If a line of the data below holds the string "Ideas", copy it.

▶ **Extracted entries**
--------------------------------
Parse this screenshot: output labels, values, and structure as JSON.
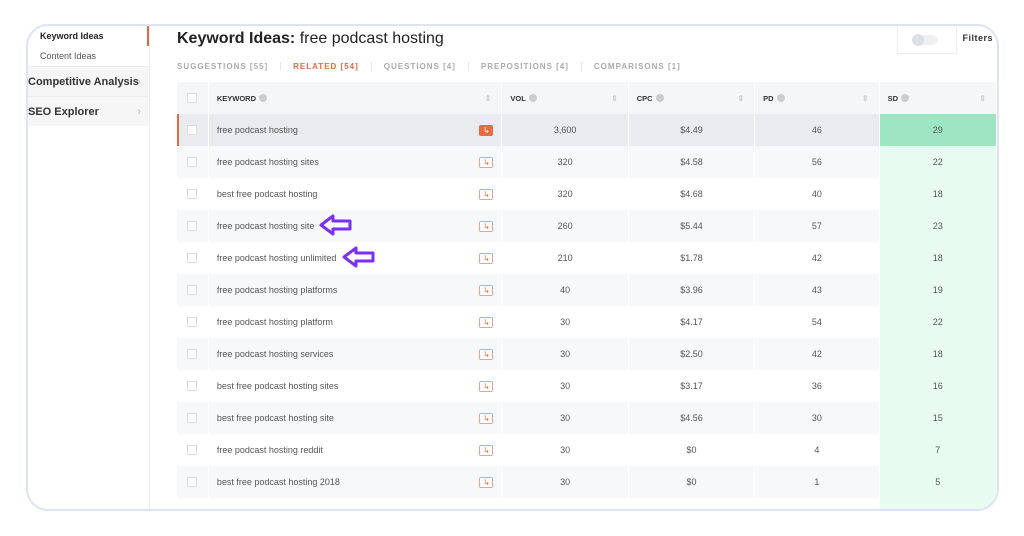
{
  "sidebar": {
    "sub_items": [
      "Keyword Ideas",
      "Content Ideas"
    ],
    "items": [
      "Competitive Analysis",
      "SEO Explorer"
    ]
  },
  "header": {
    "title_bold": "Keyword Ideas:",
    "title_query": "free podcast hosting",
    "filters_label": "Filters"
  },
  "tabs": [
    "SUGGESTIONS [55]",
    "RELATED [54]",
    "QUESTIONS [4]",
    "PREPOSITIONS [4]",
    "COMPARISONS [1]"
  ],
  "columns": [
    "KEYWORD",
    "VOL",
    "CPC",
    "PD",
    "SD"
  ],
  "rows": [
    {
      "keyword": "free podcast hosting",
      "vol": "3,600",
      "cpc": "$4.49",
      "pd": "46",
      "sd": "29"
    },
    {
      "keyword": "free podcast hosting sites",
      "vol": "320",
      "cpc": "$4.58",
      "pd": "56",
      "sd": "22"
    },
    {
      "keyword": "best free podcast hosting",
      "vol": "320",
      "cpc": "$4.68",
      "pd": "40",
      "sd": "18"
    },
    {
      "keyword": "free podcast hosting site",
      "vol": "260",
      "cpc": "$5.44",
      "pd": "57",
      "sd": "23"
    },
    {
      "keyword": "free podcast hosting unlimited",
      "vol": "210",
      "cpc": "$1.78",
      "pd": "42",
      "sd": "18"
    },
    {
      "keyword": "free podcast hosting platforms",
      "vol": "40",
      "cpc": "$3.96",
      "pd": "43",
      "sd": "19"
    },
    {
      "keyword": "free podcast hosting platform",
      "vol": "30",
      "cpc": "$4.17",
      "pd": "54",
      "sd": "22"
    },
    {
      "keyword": "free podcast hosting services",
      "vol": "30",
      "cpc": "$2.50",
      "pd": "42",
      "sd": "18"
    },
    {
      "keyword": "best free podcast hosting sites",
      "vol": "30",
      "cpc": "$3.17",
      "pd": "36",
      "sd": "16"
    },
    {
      "keyword": "best free podcast hosting site",
      "vol": "30",
      "cpc": "$4.56",
      "pd": "30",
      "sd": "15"
    },
    {
      "keyword": "free podcast hosting reddit",
      "vol": "30",
      "cpc": "$0",
      "pd": "4",
      "sd": "7"
    },
    {
      "keyword": "best free podcast hosting 2018",
      "vol": "30",
      "cpc": "$0",
      "pd": "1",
      "sd": "5"
    }
  ],
  "colors": {
    "accent": "#e06b4a",
    "sd_green": "#9ee6c3",
    "annotation_arrow": "#7b2ff2"
  }
}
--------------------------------
▶ **Worked solution**
      "Keyword Ideas",
      "Content Ideas"
    "title_bold": "Keyword Ideas:",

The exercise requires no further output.